(DATASET)

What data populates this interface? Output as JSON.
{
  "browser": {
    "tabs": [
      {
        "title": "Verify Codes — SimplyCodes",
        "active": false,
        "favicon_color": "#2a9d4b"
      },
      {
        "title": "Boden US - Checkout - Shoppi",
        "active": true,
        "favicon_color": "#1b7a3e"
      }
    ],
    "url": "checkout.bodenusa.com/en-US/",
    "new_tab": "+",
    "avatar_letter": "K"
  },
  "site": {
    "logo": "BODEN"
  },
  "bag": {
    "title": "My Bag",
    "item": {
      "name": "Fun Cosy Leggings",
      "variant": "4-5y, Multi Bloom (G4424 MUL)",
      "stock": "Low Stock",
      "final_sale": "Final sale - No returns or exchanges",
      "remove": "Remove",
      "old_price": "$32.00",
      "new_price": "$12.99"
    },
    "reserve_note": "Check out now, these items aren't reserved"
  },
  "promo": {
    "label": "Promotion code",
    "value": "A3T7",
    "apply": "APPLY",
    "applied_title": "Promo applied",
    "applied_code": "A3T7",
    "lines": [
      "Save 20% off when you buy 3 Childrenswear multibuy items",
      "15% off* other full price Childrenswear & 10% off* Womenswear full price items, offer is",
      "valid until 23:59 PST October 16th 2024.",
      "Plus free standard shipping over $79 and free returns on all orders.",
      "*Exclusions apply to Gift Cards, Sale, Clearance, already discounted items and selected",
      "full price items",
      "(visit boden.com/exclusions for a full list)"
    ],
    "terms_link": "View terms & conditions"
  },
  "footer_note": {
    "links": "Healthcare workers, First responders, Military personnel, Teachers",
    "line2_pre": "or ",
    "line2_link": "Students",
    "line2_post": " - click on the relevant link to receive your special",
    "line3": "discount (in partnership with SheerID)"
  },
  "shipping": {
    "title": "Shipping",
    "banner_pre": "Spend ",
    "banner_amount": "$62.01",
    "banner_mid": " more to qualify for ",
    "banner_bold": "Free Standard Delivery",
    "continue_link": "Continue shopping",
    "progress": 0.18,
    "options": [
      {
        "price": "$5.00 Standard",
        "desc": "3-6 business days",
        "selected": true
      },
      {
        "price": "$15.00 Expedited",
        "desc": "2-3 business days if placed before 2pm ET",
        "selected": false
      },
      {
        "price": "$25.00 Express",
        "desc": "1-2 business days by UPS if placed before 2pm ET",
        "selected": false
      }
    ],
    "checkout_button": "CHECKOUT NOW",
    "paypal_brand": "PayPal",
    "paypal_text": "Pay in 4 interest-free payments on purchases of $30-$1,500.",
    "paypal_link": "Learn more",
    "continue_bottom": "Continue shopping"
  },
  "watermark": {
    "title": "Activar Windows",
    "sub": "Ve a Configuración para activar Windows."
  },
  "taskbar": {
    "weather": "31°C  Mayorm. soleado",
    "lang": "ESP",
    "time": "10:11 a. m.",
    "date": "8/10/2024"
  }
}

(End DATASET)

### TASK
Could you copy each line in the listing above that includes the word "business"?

### ANSWER FOR THE TASK
        "desc": "3-6 business days",
        "desc": "2-3 business days if placed before 2pm ET",
        "desc": "1-2 business days by UPS if placed before 2pm ET",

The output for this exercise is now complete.